Before you begin writing a paper it's helpful to have a good overview of your topic. Encyclopedias, dictionaries, handbooks, and other reference material can help you. If a topic looks interesting, but you don't know enough about it, or you want a source of information other than your textbook, academic reference sources are what you need. You'll learn about the most important aspects of your topic, the important researchers, and many of these sources will list citations to key articles, books and book chapters.
There are many reference sources in the Marriott Library. Some are in the Knowledge Commons; some in the ARC (Automatic Retrieval Center); some in the main library collection; and some online. As you use Usearch, you will be able to see many helpful library resources and their location.
In today's session, you will be using Credo Reference, a new acquisition for the Marriott Library. By using Credo Reference, you will learn basic concepts about the topic, vocabulary used within the topic, and link to other reference or basic resources. Be creative and have fun!
So use the Credo Reference Search box in the left hand column on this page or go to the Article Databases tab on the Library's home page to get started!
Even though we are not going to be using Google search alot in LEAP, this is an important message!
Do you know that Google has a personalization service for you? It actually "filters" what you receive based upon what you clicked on to read in past searches when you've used Google ! This may mean that you are unlikely to receive any conflicting or information with a different perspective on a topic. And you've heard in class that it is best to be able to answer objections or opposing perspectives in any report or project you write!

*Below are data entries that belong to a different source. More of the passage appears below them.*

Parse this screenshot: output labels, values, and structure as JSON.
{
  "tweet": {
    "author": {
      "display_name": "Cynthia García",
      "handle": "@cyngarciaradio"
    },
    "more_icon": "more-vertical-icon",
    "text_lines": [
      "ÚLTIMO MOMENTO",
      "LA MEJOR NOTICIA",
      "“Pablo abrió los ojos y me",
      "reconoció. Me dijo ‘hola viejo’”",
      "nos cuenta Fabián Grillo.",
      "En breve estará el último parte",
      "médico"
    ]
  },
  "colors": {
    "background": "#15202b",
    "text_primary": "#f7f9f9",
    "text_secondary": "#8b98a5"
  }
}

For an explanation of how to turn off this personalization service, read this!